= Beginning of Section =

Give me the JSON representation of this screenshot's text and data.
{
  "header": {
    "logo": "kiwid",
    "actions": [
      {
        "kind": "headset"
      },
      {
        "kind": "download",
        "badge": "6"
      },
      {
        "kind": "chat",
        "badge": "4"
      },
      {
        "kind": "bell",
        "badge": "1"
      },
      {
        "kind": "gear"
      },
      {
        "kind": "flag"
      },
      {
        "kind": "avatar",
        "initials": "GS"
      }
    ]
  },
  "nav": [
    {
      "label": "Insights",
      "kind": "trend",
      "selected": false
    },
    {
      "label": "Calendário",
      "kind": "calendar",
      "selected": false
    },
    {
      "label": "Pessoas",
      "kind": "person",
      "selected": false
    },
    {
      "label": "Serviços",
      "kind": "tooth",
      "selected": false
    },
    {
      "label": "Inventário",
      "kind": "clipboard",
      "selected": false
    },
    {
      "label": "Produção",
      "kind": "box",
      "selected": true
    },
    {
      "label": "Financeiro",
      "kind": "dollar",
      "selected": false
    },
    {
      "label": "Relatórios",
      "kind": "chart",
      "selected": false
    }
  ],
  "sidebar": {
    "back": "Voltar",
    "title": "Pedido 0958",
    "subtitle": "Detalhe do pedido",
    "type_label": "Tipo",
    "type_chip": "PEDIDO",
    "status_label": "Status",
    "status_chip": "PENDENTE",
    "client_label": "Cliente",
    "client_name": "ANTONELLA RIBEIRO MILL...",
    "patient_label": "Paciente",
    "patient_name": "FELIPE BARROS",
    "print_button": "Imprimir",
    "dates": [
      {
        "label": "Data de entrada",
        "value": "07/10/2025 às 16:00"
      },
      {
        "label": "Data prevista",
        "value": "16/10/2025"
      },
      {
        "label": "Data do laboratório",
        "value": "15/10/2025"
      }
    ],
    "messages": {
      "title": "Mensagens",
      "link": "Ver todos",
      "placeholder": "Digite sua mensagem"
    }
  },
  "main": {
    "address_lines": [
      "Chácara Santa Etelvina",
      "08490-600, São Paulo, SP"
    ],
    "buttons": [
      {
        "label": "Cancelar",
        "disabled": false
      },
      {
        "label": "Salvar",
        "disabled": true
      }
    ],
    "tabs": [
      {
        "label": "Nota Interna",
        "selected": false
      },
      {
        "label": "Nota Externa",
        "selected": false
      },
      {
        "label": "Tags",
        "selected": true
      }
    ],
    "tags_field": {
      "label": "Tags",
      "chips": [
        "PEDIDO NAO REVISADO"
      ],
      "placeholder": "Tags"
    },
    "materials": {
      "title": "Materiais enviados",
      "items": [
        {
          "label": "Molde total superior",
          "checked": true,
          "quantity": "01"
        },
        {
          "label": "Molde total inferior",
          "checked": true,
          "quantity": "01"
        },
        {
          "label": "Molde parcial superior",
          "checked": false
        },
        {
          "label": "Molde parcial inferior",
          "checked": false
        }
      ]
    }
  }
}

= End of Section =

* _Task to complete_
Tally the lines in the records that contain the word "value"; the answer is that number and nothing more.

* _Result below_
3